TASK DIRECTIONS ->
Exact reproduction of the listing is required. Pictures are not reproduced.

* * * * * * *

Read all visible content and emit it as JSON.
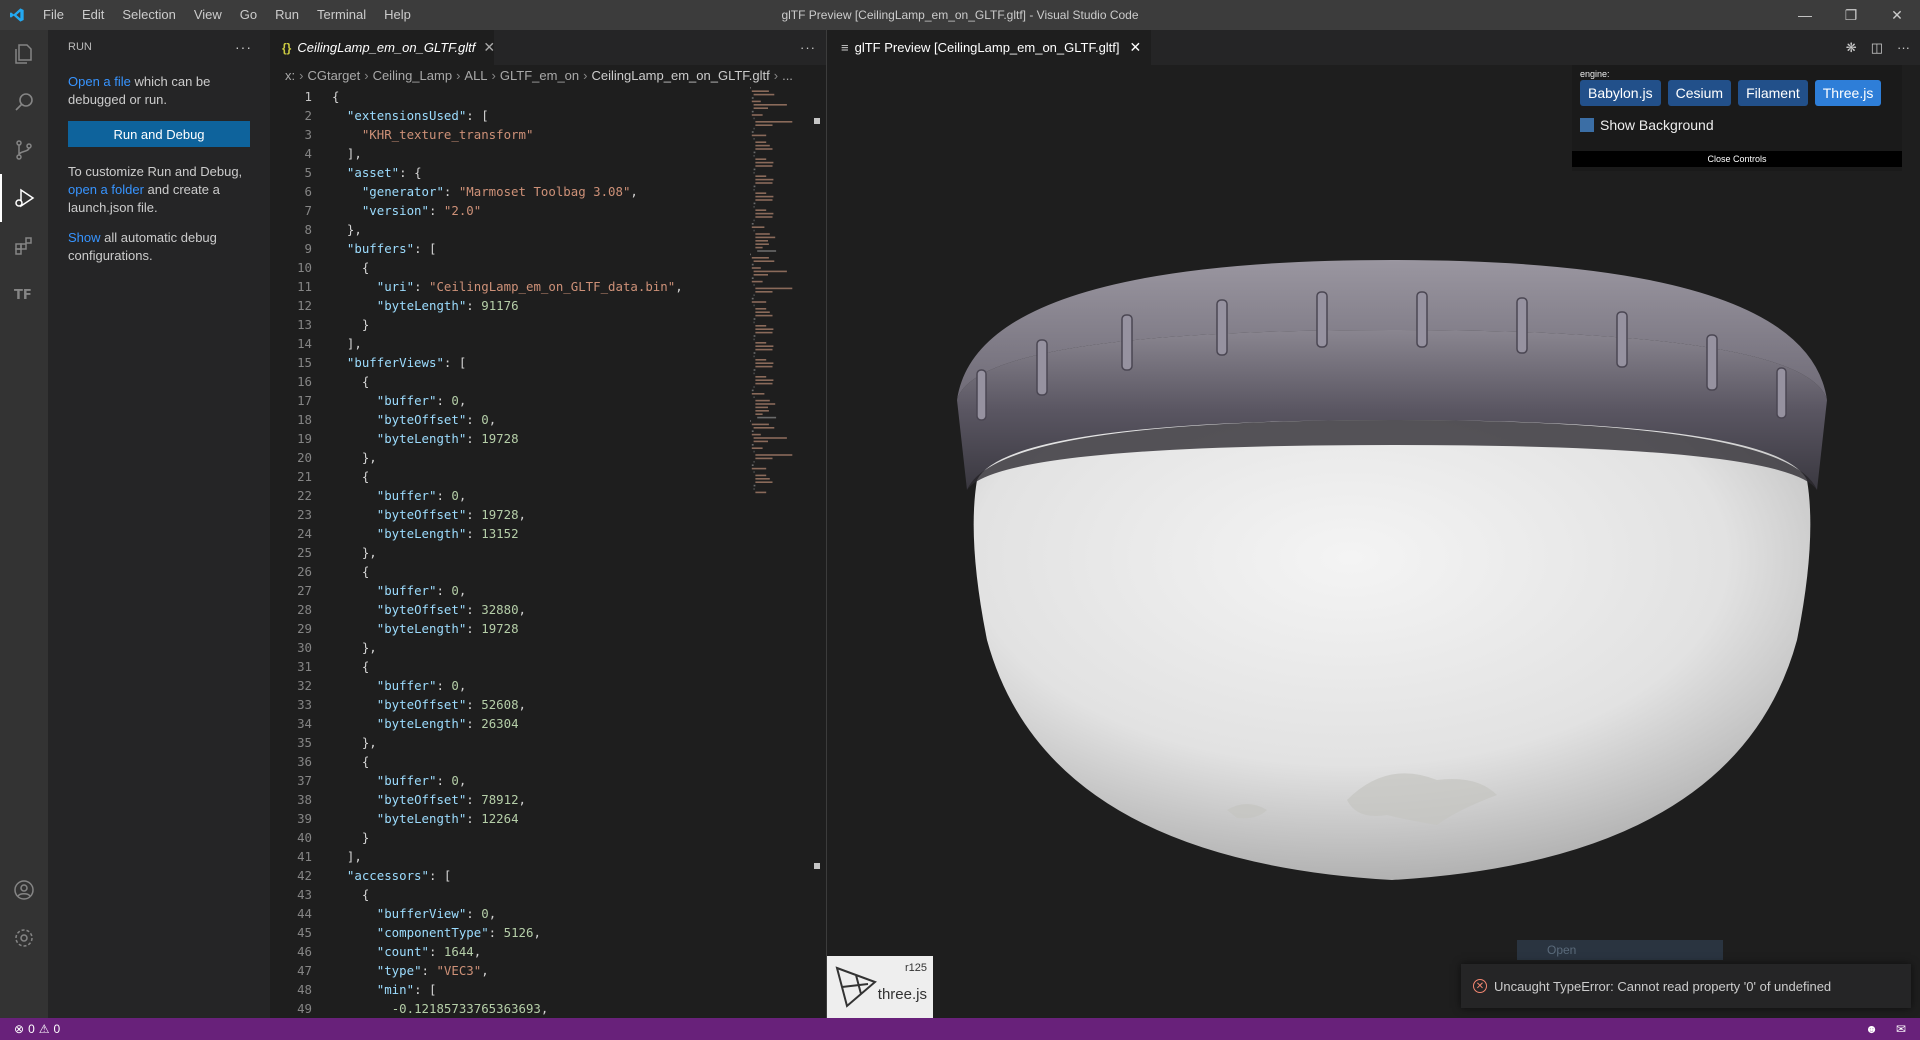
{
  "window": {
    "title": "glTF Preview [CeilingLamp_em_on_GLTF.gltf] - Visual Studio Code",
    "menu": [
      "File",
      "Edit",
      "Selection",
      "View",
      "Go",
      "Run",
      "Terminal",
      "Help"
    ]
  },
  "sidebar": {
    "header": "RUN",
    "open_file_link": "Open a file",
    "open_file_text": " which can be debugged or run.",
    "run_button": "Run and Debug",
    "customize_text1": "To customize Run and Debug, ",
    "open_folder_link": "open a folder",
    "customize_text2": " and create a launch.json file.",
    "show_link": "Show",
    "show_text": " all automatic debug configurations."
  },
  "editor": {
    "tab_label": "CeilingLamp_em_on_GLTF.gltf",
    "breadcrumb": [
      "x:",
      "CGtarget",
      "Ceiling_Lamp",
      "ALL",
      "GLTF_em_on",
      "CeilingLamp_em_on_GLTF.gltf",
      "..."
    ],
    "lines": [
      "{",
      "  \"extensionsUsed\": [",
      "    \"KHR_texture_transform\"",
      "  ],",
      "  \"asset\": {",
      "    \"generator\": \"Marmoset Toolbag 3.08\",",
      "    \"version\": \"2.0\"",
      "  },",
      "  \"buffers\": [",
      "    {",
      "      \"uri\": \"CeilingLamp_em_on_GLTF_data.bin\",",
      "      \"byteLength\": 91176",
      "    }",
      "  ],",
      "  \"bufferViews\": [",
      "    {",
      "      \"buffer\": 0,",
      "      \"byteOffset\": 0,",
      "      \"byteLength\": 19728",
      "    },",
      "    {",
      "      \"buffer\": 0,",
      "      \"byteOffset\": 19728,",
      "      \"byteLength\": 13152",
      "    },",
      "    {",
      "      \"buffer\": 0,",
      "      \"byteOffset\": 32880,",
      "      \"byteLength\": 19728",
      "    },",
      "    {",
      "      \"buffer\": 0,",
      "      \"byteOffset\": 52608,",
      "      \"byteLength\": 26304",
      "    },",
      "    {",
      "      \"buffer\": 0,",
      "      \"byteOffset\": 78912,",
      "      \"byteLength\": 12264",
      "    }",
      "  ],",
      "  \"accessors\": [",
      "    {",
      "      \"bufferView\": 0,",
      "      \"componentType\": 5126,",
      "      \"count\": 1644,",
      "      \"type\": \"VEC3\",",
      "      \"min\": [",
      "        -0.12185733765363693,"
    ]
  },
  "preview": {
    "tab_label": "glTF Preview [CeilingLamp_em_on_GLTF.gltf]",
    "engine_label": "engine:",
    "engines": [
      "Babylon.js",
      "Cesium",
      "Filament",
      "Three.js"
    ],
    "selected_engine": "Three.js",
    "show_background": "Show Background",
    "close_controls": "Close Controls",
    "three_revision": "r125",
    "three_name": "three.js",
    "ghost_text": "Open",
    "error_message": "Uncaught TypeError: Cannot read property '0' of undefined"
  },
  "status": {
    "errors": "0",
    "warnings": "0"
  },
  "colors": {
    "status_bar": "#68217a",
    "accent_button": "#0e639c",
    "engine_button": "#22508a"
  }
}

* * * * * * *

ANSWER BELOW ->
Read all visible content and emit it as JSON.
{
  "window": {
    "title": "glTF Preview [CeilingLamp_em_on_GLTF.gltf] - Visual Studio Code",
    "menu": [
      "File",
      "Edit",
      "Selection",
      "View",
      "Go",
      "Run",
      "Terminal",
      "Help"
    ]
  },
  "sidebar": {
    "header": "RUN",
    "open_file_link": "Open a file",
    "open_file_text": " which can be debugged or run.",
    "run_button": "Run and Debug",
    "customize_text1": "To customize Run and Debug, ",
    "open_folder_link": "open a folder",
    "customize_text2": " and create a launch.json file.",
    "show_link": "Show",
    "show_text": " all automatic debug configurations."
  },
  "editor": {
    "tab_label": "CeilingLamp_em_on_GLTF.gltf",
    "breadcrumb": [
      "x:",
      "CGtarget",
      "Ceiling_Lamp",
      "ALL",
      "GLTF_em_on",
      "CeilingLamp_em_on_GLTF.gltf",
      "..."
    ],
    "lines": [
      "{",
      "  \"extensionsUsed\": [",
      "    \"KHR_texture_transform\"",
      "  ],",
      "  \"asset\": {",
      "    \"generator\": \"Marmoset Toolbag 3.08\",",
      "    \"version\": \"2.0\"",
      "  },",
      "  \"buffers\": [",
      "    {",
      "      \"uri\": \"CeilingLamp_em_on_GLTF_data.bin\",",
      "      \"byteLength\": 91176",
      "    }",
      "  ],",
      "  \"bufferViews\": [",
      "    {",
      "      \"buffer\": 0,",
      "      \"byteOffset\": 0,",
      "      \"byteLength\": 19728",
      "    },",
      "    {",
      "      \"buffer\": 0,",
      "      \"byteOffset\": 19728,",
      "      \"byteLength\": 13152",
      "    },",
      "    {",
      "      \"buffer\": 0,",
      "      \"byteOffset\": 32880,",
      "      \"byteLength\": 19728",
      "    },",
      "    {",
      "      \"buffer\": 0,",
      "      \"byteOffset\": 52608,",
      "      \"byteLength\": 26304",
      "    },",
      "    {",
      "      \"buffer\": 0,",
      "      \"byteOffset\": 78912,",
      "      \"byteLength\": 12264",
      "    }",
      "  ],",
      "  \"accessors\": [",
      "    {",
      "      \"bufferView\": 0,",
      "      \"componentType\": 5126,",
      "      \"count\": 1644,",
      "      \"type\": \"VEC3\",",
      "      \"min\": [",
      "        -0.12185733765363693,"
    ]
  },
  "preview": {
    "tab_label": "glTF Preview [CeilingLamp_em_on_GLTF.gltf]",
    "engine_label": "engine:",
    "engines": [
      "Babylon.js",
      "Cesium",
      "Filament",
      "Three.js"
    ],
    "selected_engine": "Three.js",
    "show_background": "Show Background",
    "close_controls": "Close Controls",
    "three_revision": "r125",
    "three_name": "three.js",
    "ghost_text": "Open",
    "error_message": "Uncaught TypeError: Cannot read property '0' of undefined"
  },
  "status": {
    "errors": "0",
    "warnings": "0"
  },
  "colors": {
    "status_bar": "#68217a",
    "accent_button": "#0e639c",
    "engine_button": "#22508a"
  }
}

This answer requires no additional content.